What made you create Hopiin?

Hopiin was an idea that came to fruition after noticing how in the digital-age so many of us lack ‘genuine’ connection even though we are part of many slack/digital communities and have many digital connections. I realised that nothing replicates face-to-face interaction and in the remote, digital world an online alternative to the event networking/meetup space would be really beneficial.

 

 

What does your process for learning to code look like?

I’m sure the majority of others who learned to code would say the same thing, jump straight in. Think about it like how you would anything else, if someone was to ask you how to learn to cook you would probably say something like:

 

Read a recipe and then follow it, and do the same with other recipes until you naturally understand why the recipes do some of the things they do -- then you’ll be able to start making your own flavourful variations or creations.

 

The same goes for programming, read a tutorial, follow it a few times, do a few others and eventually you’ll be able to put things together yourself. Also stack overflow, lots and lots of stack overflow.

 

 

What does your process for building apps look like?
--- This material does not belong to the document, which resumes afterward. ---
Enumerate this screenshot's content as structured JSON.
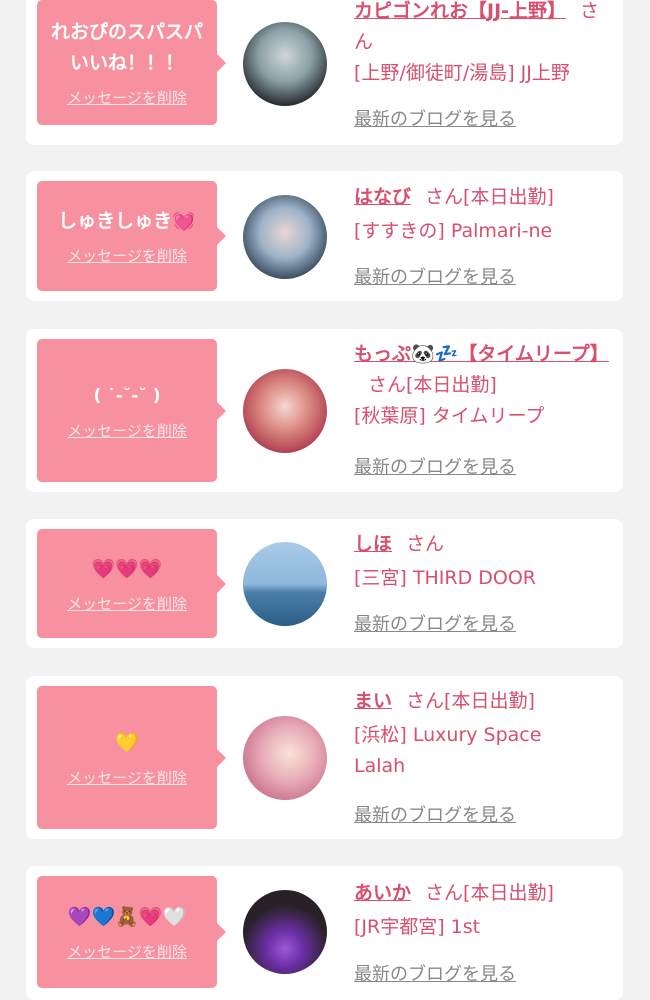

I am a terrible example to follow, I usually just dive straight in thinking about what the project will need as it goes -- and thus I don’t write great code the first time, it usually needs to be refactored numerous times. It’s both good and a bad thing as I know many great programmers that will get stuck in the planning phase thinking about problems that will arise in the code later on and not starting the project, as a lot of the times solutions come up naturally along the way. On the flip side, at least they don’t waste as many hours reiterating, refactoring, or bug-fixing.

 

Do you face any particular challenges when building over a period of time?

Yes, absolutely. Motivation, as I’m not someone who loves programming (and all its intricacies and beauties) rather - I love the act of creating something, it can be really difficult for me to stay motivated to learn something that potentially slows down development time *cough, testing*. The problem I find now is that since Hopiin is getting larger and more intricate, not wanting to learn how to test or implement tests is causing many problems when adding new features.

 

Are you currently learning anything new?

As mentioned above, I am considering learning testing, also taking a deeper dive into React and VueJS.

 

Advice for those learning to code?

Don’t stop Believin’.

 

Seriously though, especially for those who are new I would say to keep your vision and goal in mind and continually remind yourself that most coders don’t know what they are doing and rely on a small percentage that do and share (through stack overflow, tutorials, libraries etc). Start with tutorials and move up, maybe go through one udemy course and then start cloning apps through tutorials.

 

For those on the journey looking for mentoring, there are many groups out there through freecodecamp, meetup etcetera where you can learn to code with others. An expensive option is codementor.

 

What’s your tech stack?

I usually just try to push something out as quick as possible -- which tends to lead me to the following stack, however it depends on the project:

 

Ruby on Rails

PostGres

Heroku

JQuery

Stripe

Amazon s3

Rollbar

Sendgrid

New Relic

Google Analytics

 

What have been influential books, resources and links that have helped you?

In regards to learning how to code:

Stackoverflow, did I mention stack overflow?

Codementor and scotch.io are two underrated places to find great tutorials and blogs posts, and railscasts & gorails are awesome resources for rails developers.

Udemy is great too, especially if you buy on sale (which is pretty much all the time, 90% sale…)

 

Where can people learn more about you and your work?

Hopiin is going to launch soon, take a look and sign up to get an update when we launch. We’ll be hosting some exciting online events for the tech community very soon.

 

Anyone who wants to host their own meetups or networking events online, Hopiin is a great way to do that.

 

If you are interested in health, the microbiome or tech feel free to follow me on twitter.

 

Also my DM’s are open for anything related to hopiin, you can also reach out to me via e-mail here